Johannesburg - Take innovative action to avoid the worst impact of climate change, and cut back on the rhetoric. That’s the plea civil society groupings want Joburg mayor Parks Tau to heed when he meets mayors from around the world to discuss how they are tackling climate change.
“The irony of hosting a meeting about climate-change action in a country that is steadfastly investing in new coal mines and power stations (one of the primary contributors to climate change) is not lost on us,” Melita Steele, who is the energy project leader of Greenpeace Africa, says of the C40 Cities Climate Leadership Group Mayors Summit, to be held in Sandton.
She laments that all South Africans are “locked into dirty electricity” supplied by Eskom, generated almost entirely by coal-fired power stations.
“If the City of Joburg were serious about acting on climate change, affordable, easily installed household-generated renewable energy, with a feed-in tariff, would be top of the list.
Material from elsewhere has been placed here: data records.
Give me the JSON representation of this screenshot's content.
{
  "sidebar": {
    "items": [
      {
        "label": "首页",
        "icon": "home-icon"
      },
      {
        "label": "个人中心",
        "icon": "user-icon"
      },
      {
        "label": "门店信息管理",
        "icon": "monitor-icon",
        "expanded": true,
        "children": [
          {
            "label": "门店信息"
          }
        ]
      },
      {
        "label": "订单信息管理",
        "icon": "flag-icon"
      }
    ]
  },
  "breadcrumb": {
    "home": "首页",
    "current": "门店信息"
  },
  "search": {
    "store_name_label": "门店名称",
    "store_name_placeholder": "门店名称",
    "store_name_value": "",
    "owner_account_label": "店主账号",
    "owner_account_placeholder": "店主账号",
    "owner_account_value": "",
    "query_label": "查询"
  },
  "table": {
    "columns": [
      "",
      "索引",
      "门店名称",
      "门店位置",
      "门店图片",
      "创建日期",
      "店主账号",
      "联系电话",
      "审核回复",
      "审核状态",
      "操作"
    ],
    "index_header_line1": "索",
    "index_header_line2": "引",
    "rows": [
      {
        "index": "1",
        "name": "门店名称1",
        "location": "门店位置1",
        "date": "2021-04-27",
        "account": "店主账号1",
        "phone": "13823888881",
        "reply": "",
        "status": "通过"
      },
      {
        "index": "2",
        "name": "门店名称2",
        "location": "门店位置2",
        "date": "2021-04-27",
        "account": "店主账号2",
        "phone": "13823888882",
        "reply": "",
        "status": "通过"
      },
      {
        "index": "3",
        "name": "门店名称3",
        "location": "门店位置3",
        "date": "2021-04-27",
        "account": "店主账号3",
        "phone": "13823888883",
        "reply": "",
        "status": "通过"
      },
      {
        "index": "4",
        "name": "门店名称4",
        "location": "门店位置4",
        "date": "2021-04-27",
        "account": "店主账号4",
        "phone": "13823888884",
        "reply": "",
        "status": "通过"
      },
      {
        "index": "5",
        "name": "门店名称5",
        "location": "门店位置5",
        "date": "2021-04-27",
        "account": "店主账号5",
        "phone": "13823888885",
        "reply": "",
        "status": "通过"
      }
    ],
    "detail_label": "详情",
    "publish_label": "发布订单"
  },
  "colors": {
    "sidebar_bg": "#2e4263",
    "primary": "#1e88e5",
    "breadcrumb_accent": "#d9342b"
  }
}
We look to the South African mayors to come up with immediate and measurable outcomes by the end of this summit.”
Steele says “much better public transport, solar water geysers and energy-efficiency measures, together with actively lobbying cities and mayors”, are important elements of the solution to the threats posed by climate change.
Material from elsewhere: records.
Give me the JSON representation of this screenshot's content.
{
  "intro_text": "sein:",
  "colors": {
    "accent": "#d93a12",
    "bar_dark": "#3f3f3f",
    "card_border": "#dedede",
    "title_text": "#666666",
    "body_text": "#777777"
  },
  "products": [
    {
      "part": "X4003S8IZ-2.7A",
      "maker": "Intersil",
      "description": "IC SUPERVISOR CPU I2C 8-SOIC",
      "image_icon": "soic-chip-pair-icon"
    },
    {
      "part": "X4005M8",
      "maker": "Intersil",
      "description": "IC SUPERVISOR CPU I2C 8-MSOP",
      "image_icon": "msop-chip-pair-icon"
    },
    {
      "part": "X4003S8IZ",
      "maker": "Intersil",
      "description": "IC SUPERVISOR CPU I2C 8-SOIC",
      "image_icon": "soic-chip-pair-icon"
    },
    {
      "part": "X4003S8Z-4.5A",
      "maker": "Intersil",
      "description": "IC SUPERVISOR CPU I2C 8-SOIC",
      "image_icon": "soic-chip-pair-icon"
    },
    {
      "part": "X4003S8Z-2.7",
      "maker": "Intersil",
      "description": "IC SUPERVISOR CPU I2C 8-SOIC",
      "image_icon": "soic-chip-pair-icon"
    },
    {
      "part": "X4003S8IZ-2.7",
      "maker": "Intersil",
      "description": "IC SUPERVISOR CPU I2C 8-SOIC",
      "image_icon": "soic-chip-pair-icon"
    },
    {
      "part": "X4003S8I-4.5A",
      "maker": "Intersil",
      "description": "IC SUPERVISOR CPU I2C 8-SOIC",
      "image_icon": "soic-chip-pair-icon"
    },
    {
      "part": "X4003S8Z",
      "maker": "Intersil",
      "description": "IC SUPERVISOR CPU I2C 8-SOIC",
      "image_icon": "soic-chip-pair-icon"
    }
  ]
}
Tristen Taylor, the project co-ordinator of Earthlife Africa Jhb, plans to protest outside the Sandton venue with his colleagues because of Joburg – and South Africa’s – addiction to coal-fired power.
By not embracing renewable energy, South Africa is sleepwalking into disaster and Joburg will bear the brunt of the calamity, he warns.
“You can expect malaria to come to the highveld and the upheaval of the rural economy because of drought. Where will all those people come to? Joburg. This is going to put more pressure on infrastructure, which is creaking already without climate stress.”
If temperatures rise by 2ºC, this will present a “huge financial, administrative, logistical burden” for the City of Joburg. Temperatures are likely to climb by as much as 5º in this century – and Joburg will not be able to cope.
“If they can’t keep things like stormwater drains and municipal services running, making sure people don’t get flooded on the banks of places like the Jukskei, a functional transport system – all the things we want now, I doubt they will be able to deal with an increase of four or 5º.
“Very few cities in the world are able to deal with that. Parks (Tau) can host nice meetings and get on to his bicycle, but unless these mayors actually change the way cities purchase and generate power we can forget about it.”
This week, the Intergovernmental Panel on Climate Change, in its latest report, Climate Change 2013: The Physical Science Basis, said the warming of the climate system was unequivocal, human influence on the climate system was clear, and limiting climate change would require substantial and sustained reductions of greenhouse gas emissions.
Bob Scholes, a systems ecologist at the CSIR, salutes the City of Joburg for some of its measures to tackle carbon emissions.
“Cities like Cape Town, eThekwini and Joburg are quite proactive on this issue in different ways. I wouldn’t necessarily say they are global front runners… but they are in the pack.”
Matshidiso Mfikoe, mayoral committee member for environment and infrastructure, says the city is committed to reducing its reliance on coal.
“We know that coal is creating problems for our environment. Let us ensure we work together to add renewables to the mix, to work towards green procurement and creating a green economy.” - Saturday Star